All manner of technologies are used to sate the thirst for energy among the world’s growing population. Here, carbon-neutrality is the main objective. Energy Harvesting is one of the new ways to combine them. But, what ist Energy Harvesting?
By 2040, global energy requirements are set to rise by around a third according to BP’s “Energy Outlook 2019”. Nonetheless, BP’s CEO Bernard Looney is sure that “Carbon-neutrality can be achieved by 2050. Appropriate CO2-free energies and technologies already exist. The challenge is really deploying them on a large scale as soon as possible. I remain optimistic that we can make this happen.”
What is Energy Harvesting?
This has already started on a small scale. Energy Harvesting refers to the use of energy that already exists in the environment. Such as body movements, water currents, air flows or temperature differences. “Energy-Harvesting solutions are the key to supplying a multitude of batteryless IoT applications. That will make our lives easier in the future through digital transformation,” Dieter Bauernfeind from Elec-Con technology says confidently. The company is involved in a project to develop an energy-harvesting power supply for logistics applications. That generates electricity from a variety of movements. For example, this means that sensors can be supplied with power before wirelessly relaying the gathered data.
Yet energy-harvesting solutions can do much more than provide energy to IoT devices. They can also generate electricity on a large scale. Professor Zhong Lin Wang from the Georgia Institute of Technology in the USA is sure of that. He has developed triboelectrical nanogenerators that can produce electricity cheaply from slight mechanical motions. The operation of these nanogenerators is based on two material layers that are repeatedly joined and then separated again. In doing so, they build up electrical charges that can be used to generate power. Wang can even imagine using the oceans as a source of renewable energy. “A network of nanogenerators that converts the motion of waves into electrical energy could make a significant contribution,” he says.

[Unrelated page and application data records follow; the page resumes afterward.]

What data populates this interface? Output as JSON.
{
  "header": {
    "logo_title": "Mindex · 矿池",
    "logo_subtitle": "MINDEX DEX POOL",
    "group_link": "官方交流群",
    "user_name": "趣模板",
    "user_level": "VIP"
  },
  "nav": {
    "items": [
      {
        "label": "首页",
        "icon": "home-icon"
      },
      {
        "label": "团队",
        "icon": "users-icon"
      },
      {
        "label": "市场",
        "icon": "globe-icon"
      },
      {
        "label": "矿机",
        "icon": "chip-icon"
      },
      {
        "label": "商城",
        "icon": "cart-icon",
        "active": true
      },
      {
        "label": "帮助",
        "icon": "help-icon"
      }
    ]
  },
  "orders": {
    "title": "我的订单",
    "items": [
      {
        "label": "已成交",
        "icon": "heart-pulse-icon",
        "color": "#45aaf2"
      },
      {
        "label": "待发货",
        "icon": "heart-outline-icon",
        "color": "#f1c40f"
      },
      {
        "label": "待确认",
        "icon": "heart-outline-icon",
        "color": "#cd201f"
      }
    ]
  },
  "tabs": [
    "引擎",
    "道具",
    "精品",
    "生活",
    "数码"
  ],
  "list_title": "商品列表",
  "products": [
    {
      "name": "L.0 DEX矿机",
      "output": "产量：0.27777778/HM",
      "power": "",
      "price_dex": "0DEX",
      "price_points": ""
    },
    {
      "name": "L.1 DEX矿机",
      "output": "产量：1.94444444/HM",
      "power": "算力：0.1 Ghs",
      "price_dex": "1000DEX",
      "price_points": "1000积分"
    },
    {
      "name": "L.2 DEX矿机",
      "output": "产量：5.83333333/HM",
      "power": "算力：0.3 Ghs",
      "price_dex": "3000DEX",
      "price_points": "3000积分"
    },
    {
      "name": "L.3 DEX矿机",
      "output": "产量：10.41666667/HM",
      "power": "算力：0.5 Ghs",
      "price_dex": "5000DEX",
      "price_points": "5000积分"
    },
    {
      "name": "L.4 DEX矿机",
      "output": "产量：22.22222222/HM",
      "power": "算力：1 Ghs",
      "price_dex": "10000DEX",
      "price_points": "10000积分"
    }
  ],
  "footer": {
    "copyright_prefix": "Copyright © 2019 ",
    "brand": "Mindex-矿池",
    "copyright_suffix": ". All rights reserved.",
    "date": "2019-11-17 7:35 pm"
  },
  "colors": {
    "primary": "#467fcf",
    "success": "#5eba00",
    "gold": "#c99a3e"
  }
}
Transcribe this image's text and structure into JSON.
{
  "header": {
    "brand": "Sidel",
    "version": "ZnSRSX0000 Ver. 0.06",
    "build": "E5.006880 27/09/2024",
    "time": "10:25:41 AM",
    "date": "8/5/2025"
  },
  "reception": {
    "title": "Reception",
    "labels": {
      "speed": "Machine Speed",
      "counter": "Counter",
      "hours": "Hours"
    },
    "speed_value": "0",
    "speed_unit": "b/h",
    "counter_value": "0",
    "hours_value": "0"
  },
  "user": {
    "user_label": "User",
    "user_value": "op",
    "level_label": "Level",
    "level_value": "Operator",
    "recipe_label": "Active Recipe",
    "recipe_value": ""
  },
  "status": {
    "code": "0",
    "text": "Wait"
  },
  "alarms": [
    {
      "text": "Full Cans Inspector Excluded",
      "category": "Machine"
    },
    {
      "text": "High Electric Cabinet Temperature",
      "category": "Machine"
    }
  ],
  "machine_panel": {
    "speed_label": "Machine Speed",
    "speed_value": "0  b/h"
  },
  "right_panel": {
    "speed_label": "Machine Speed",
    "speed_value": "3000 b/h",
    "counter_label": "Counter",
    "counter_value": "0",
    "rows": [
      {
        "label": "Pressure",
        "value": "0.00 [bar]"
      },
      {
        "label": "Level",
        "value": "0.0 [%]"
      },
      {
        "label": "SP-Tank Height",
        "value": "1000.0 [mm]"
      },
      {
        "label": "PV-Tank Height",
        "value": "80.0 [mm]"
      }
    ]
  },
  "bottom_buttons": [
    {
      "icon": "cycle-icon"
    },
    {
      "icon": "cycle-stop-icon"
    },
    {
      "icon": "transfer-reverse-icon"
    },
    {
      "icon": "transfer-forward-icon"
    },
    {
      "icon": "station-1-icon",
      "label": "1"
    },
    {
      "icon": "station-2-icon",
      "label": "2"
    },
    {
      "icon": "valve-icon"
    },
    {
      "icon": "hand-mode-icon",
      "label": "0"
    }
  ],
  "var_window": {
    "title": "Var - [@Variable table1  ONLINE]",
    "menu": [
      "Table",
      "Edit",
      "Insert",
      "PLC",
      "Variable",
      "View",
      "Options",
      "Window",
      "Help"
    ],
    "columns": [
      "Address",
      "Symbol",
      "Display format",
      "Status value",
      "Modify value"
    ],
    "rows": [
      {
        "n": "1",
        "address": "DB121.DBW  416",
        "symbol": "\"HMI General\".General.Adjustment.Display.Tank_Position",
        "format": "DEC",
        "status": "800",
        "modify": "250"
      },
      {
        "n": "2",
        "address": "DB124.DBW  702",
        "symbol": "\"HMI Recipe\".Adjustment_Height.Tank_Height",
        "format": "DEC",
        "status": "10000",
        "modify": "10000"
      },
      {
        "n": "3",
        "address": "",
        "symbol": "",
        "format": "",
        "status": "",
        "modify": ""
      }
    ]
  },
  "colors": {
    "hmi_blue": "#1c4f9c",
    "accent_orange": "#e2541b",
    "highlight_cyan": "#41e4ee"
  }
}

Increased efficiency levels in photovoltaics
Nonetheless, traditional sources such as wind or solar energy still dominate the renewables sector. Here, the use of sunlight to generate power with photovoltaic solar modules is leading the charge. The crystalline silicon technology used in such solutions has a share of around 95 per cent in the global photovoltaics market. Nowadays, this technology offers a cell efficiency of up to 22 per cent.
Although new materials will enhance this even further. Organometallic perovskites, a new class of semiconductor, have already been used to achieve an efficiency of 24.3 per cent. What is more, they promise considerably cheaper and simpler manufacturing. Cells made from this material can also be used for direct, solar water-splitting for the purpose of creating hydrogen.
All hopes are pinned on hydrogen
In the future, hydrogen is expected to extensively replace fossil fuels. So, potential areas of application include the industrial sector. Not to mention load balancing and storage of electricity in conjunction with wind farms and solar power stations.
The eFarm project is the largest hydrogen mobility of project of its kind in Germany. There are five of the company H-Tec Systems’ electrolysers. Each with an output of 225 kilowatts, convert electricity from regional community wind farms into hydrogen. This is then supplied to public transport and private vehicles from two nearby filling stations. The waste heat from the electrolysis process is incorporated into the regional heating system. This holistic utilisation of the conversion process enables an optimum efficiency of up to 95 per cent.
“The use of alternative fuels like hydrogen is growing more and more important,” claims Deutz CEO Dr Frank Hiller. Deutz is collaborating with Munich-based company Keyou to build CO2-free hydrogen engines for on- and off-road applications. Keyou is developing zero-emissions hydrogen engines based on conventional diesel or petrol engines. And featuring components specially adapted to hydrogen. Such as the ignition system or engine control unit.
The technology is much more cost-effective than that found in electric and fuel-cell vehicles. And hydrogen engines have no need of rare raw materials. “Manufacturers’ interest in hydrogen engines is extraordinarily high. We have even received enquiries from the rail and maritime sectors,” says Thomas Korn, CEO and co-founder of Keyou.
The sun is a shining example
Hydrogen also plays an essential role in a technology that promises to bring the biggest revolution to power supplies everywhere: fusion. A global population approaching ten billion will constantly require enormous amounts of energy. Such energy cannot be provided solely by fluctuating wind and solar power, nor with the associated storage technology.
In the fusion process, hydrogen atoms are fused to form helium at a temperature of over 100 million degrees Celsius. The energy given off by this can be used to generate electricity. Currently under construction in France as the result of a global collaboration is the international experimental reactor (ITER). Whose 500 megawatts of fusion power will demonstrate the feasibility of this concept.